Information provided Block Start

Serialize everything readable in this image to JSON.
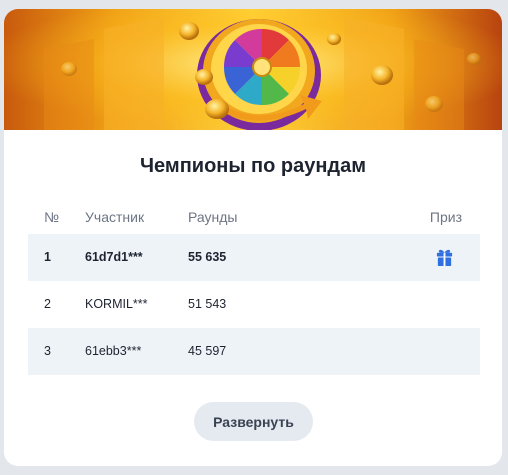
{
  "title": "Чемпионы по раундам",
  "table": {
    "headers": {
      "num": "№",
      "participant": "Участник",
      "rounds": "Раунды",
      "prize": "Приз"
    },
    "rows": [
      {
        "rank": "1",
        "participant": "61d7d1***",
        "rounds": "55 635",
        "prize_icon": "gift-icon"
      },
      {
        "rank": "2",
        "participant": "KORMIL***",
        "rounds": "51 543"
      },
      {
        "rank": "3",
        "participant": "61ebb3***",
        "rounds": "45 597"
      }
    ]
  },
  "expand_button": "Развернуть",
  "colors": {
    "accent": "#2f6fe0",
    "row_highlight": "#eef3f8",
    "banner_gold": "#ffd23a",
    "banner_orange": "#e8840f"
  }
}
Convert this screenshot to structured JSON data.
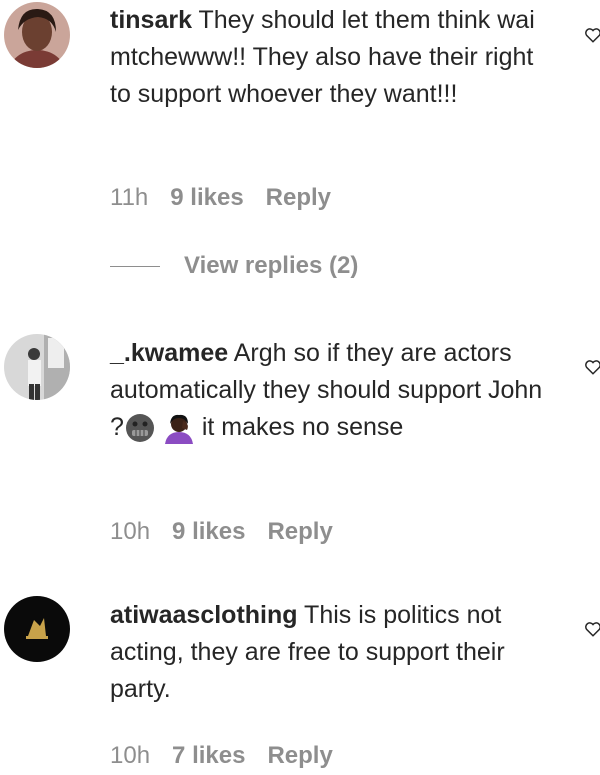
{
  "comments": [
    {
      "username": "tinsark",
      "text": "They should let them think wai mtchewww!! They also have their right to support whoever they want!!!",
      "time": "11h",
      "likes": "9 likes",
      "reply": "Reply"
    },
    {
      "username": "_.kwamee",
      "text_before": "Argh so if they are actors automatically they should support John ?",
      "text_after": "it makes no sense",
      "time": "10h",
      "likes": "9 likes",
      "reply": "Reply"
    },
    {
      "username": "atiwaasclothing",
      "text": "This is politics not acting, they are free to support their party.",
      "time": "10h",
      "likes": "7 likes",
      "reply": "Reply"
    }
  ],
  "view_replies": "View replies (2)",
  "icons": {
    "like": "heart-icon",
    "emoji_1": "grimacing-face-emoji",
    "emoji_2": "person-facepalming-emoji"
  },
  "colors": {
    "text": "#262626",
    "secondary": "#8e8e8e",
    "background": "#ffffff"
  }
}
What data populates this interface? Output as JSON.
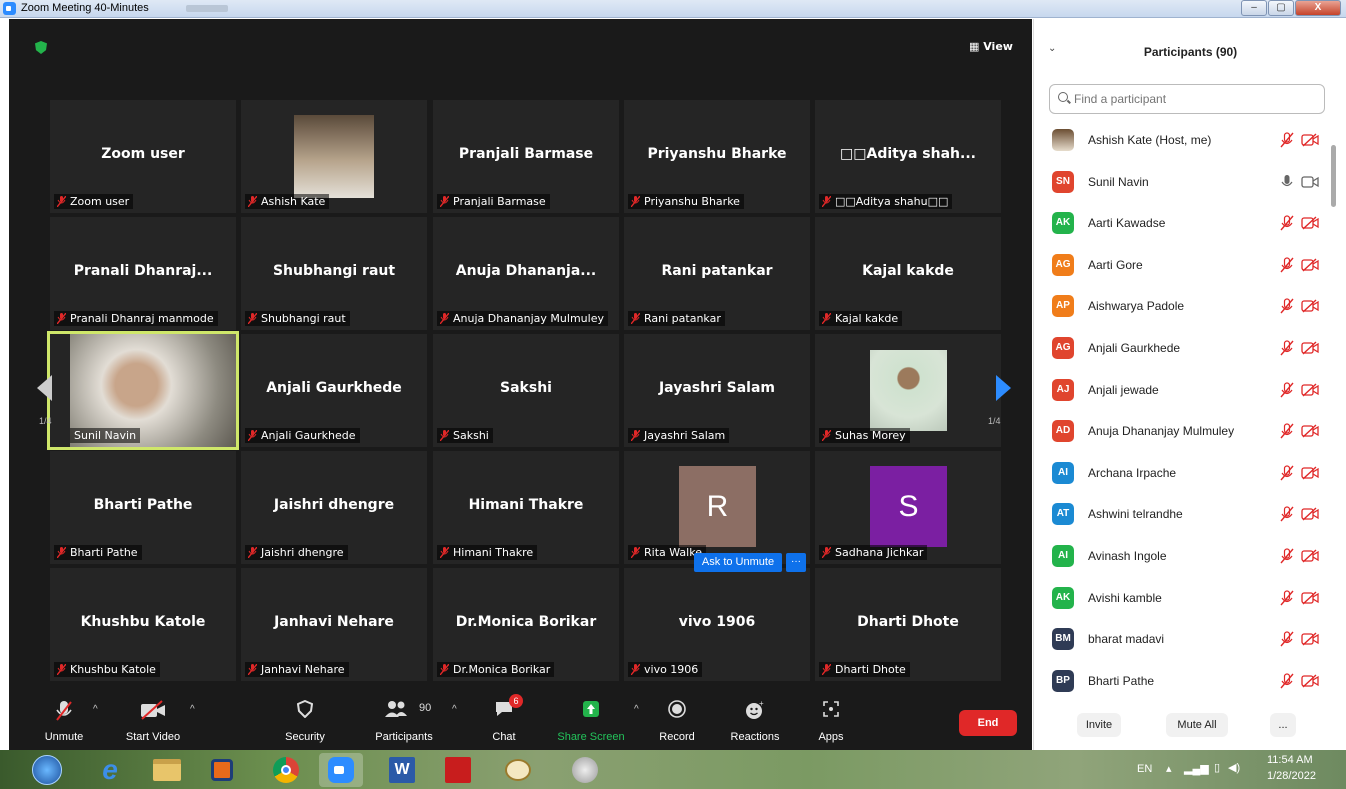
{
  "window": {
    "title": "Zoom Meeting 40-Minutes",
    "min": "–",
    "max": "▢",
    "close": "X"
  },
  "top": {
    "view_label": "View"
  },
  "tiles": [
    {
      "display": "Zoom user",
      "label": "Zoom user"
    },
    {
      "display": "",
      "label": "Ashish Kate"
    },
    {
      "display": "Pranjali Barmase",
      "label": "Pranjali Barmase"
    },
    {
      "display": "Priyanshu Bharke",
      "label": "Priyanshu Bharke"
    },
    {
      "display": "□□Aditya  shah...",
      "label": "□□Aditya  shahu□□"
    },
    {
      "display": "Pranali  Dhanraj...",
      "label": "Pranali Dhanraj manmode"
    },
    {
      "display": "Shubhangi raut",
      "label": "Shubhangi raut"
    },
    {
      "display": "Anuja  Dhananja...",
      "label": "Anuja Dhananjay Mulmuley"
    },
    {
      "display": "Rani patankar",
      "label": "Rani patankar"
    },
    {
      "display": "Kajal  kakde",
      "label": "Kajal  kakde"
    },
    {
      "display": "",
      "label": "Sunil Navin"
    },
    {
      "display": "Anjali Gaurkhede",
      "label": "Anjali Gaurkhede"
    },
    {
      "display": "Sakshi",
      "label": "Sakshi"
    },
    {
      "display": "Jayashri Salam",
      "label": "Jayashri Salam"
    },
    {
      "display": "",
      "label": "Suhas Morey"
    },
    {
      "display": "Bharti Pathe",
      "label": "Bharti Pathe"
    },
    {
      "display": "Jaishri dhengre",
      "label": "Jaishri dhengre"
    },
    {
      "display": "Himani Thakre",
      "label": "Himani Thakre"
    },
    {
      "display": "R",
      "label": "Rita Walke"
    },
    {
      "display": "S",
      "label": "Sadhana Jichkar"
    },
    {
      "display": "Khushbu Katole",
      "label": "Khushbu Katole"
    },
    {
      "display": "Janhavi Nehare",
      "label": "Janhavi Nehare"
    },
    {
      "display": "Dr.Monica Borikar",
      "label": "Dr.Monica Borikar"
    },
    {
      "display": "vivo 1906",
      "label": "vivo 1906"
    },
    {
      "display": "Dharti Dhote",
      "label": "Dharti Dhote"
    }
  ],
  "pager": {
    "left": "1/4",
    "right": "1/4"
  },
  "ask_unmute": {
    "label": "Ask to Unmute",
    "more": "···"
  },
  "toolbar": {
    "unmute": "Unmute",
    "start_video": "Start Video",
    "security": "Security",
    "participants": "Participants",
    "participants_count": "90",
    "chat": "Chat",
    "chat_badge": "6",
    "share": "Share Screen",
    "record": "Record",
    "reactions": "Reactions",
    "apps": "Apps",
    "end": "End"
  },
  "panel": {
    "title": "Participants (90)",
    "search_placeholder": "Find a participant",
    "invite": "Invite",
    "mute_all": "Mute All",
    "more": "...",
    "participants": [
      {
        "initials": "",
        "name": "Ashish Kate (Host, me)",
        "color": "#7a5c3e",
        "muted": true,
        "video": false
      },
      {
        "initials": "SN",
        "name": "Sunil Navin",
        "color": "#e0452e",
        "muted": false,
        "video": true
      },
      {
        "initials": "AK",
        "name": "Aarti  Kawadse",
        "color": "#23b34b",
        "muted": true,
        "video": false
      },
      {
        "initials": "AG",
        "name": "Aarti Gore",
        "color": "#f07d1a",
        "muted": true,
        "video": false
      },
      {
        "initials": "AP",
        "name": "Aishwarya Padole",
        "color": "#f07d1a",
        "muted": true,
        "video": false
      },
      {
        "initials": "AG",
        "name": "Anjali Gaurkhede",
        "color": "#e0452e",
        "muted": true,
        "video": false
      },
      {
        "initials": "AJ",
        "name": "Anjali jewade",
        "color": "#e0452e",
        "muted": true,
        "video": false
      },
      {
        "initials": "AD",
        "name": "Anuja Dhananjay Mulmuley",
        "color": "#e0452e",
        "muted": true,
        "video": false
      },
      {
        "initials": "AI",
        "name": "Archana Irpache",
        "color": "#1b8ad3",
        "muted": true,
        "video": false
      },
      {
        "initials": "AT",
        "name": "Ashwini telrandhe",
        "color": "#1b8ad3",
        "muted": true,
        "video": false
      },
      {
        "initials": "AI",
        "name": "Avinash Ingole",
        "color": "#23b34b",
        "muted": true,
        "video": false
      },
      {
        "initials": "AK",
        "name": "Avishi kamble",
        "color": "#23b34b",
        "muted": true,
        "video": false
      },
      {
        "initials": "BM",
        "name": "bharat madavi",
        "color": "#2f3b55",
        "muted": true,
        "video": false
      },
      {
        "initials": "BP",
        "name": "Bharti Pathe",
        "color": "#2f3b55",
        "muted": true,
        "video": false
      }
    ]
  },
  "tray": {
    "lang": "EN",
    "time": "11:54 AM",
    "date": "1/28/2022"
  }
}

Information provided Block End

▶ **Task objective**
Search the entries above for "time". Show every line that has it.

▶ **Solution**
      "time": "11h",
      "time": "10h",
      "time": "10h",
    "time": "11:54 AM",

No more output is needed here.